Pinene

Linalool

If you encounter a spicy marijuana strain, linalool is the compound to blame. You’ll find this terpene in many other plants, such as coriander, mint, and lavender. Linalool promotes relaxation since it has soothing characteristics. It can help deal with insomnia but also provide anxiety and depression relief.

Linalool

Bisabolol

The full name is alpha-bisabolol, and you’ll find it in cannabis and chamomile. Cosmetic formulas often contain this terpene. It provides a soothing effect and can be crucial in treating wounds and skin irritation. Combined with other terpenes and cannabinoids, bisabolol can contribute to pain relief.

Bisabolol

Caryophyllene

The unique thing about this terpene is that it interacts with CB receptors. It binds to them, which helps deliver a stronger anti-anxiety effect and pain relief. In addition, an intriguing study showed that caryophyllene could help decrease voluntary alcohol consumption. Once human research confirms this, this terpene could become an integral part of fighting alcohol addiction.

Caryophyllene marijuana terpene

Camphene

The specific earthy smell might remind you of woodlands and damp forests. Some argue that camphene and myrcene deliver similar scents. This terpene has some antioxidant properties, especially if you combine it with vitamin C. That’s why it’s a common part of topical formulas, including those to relieve psoriasis and eczema. In addition, an animal study revealed that camphene could reduce cholesterol and triglycerides, which can have a beneficial effect on heart health.

Camphene cannabis terpene

Cineole

It’s also famous as eucalyptol since its primary natural source is eucalyptus. This terpene delivers a cool and minty scent and flavor. Cannabis only has trace amounts of it. You’ll find cineole in cosmetic formulas since it has antifungal and antibacterial properties. Some studies indicate it could help with Alzheimer’s disease, but the research is only starting.

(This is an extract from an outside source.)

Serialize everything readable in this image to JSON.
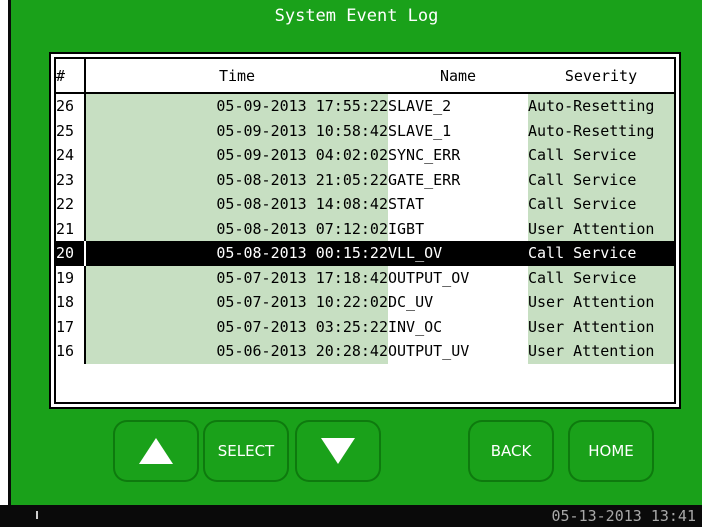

Eucalyptol or Cineole

Humulene

Humulene is a unique terpene because it acts as an appetite suppressant. It could be a significant part of a weight loss plan, especially since it has an anti-inflammatory effect as a bonus. You’ll find humulene in cannabis, but also black pepper, sage, and clove.

Humulene

Terpineol

It’s one of the best-smelling terpenes out there. Professionals often add it to cosmetics and perfumes. The scent reminds most of the lilac, but it also has a citrus note. In addition, Terpineol has a soothing effect and can promote relaxation when using a cannabis strain that contains it.

Terpineol

Written By

Ian Baker

Ian Baker does content and customer communications with Happy Leaf Collective through the website and blog. With 5 years of total experience working in cannabis niche, 3 were spent as a budtender in Arizona. 2 years ago, following his passion of writing and educating, Ian made the move into content and communications.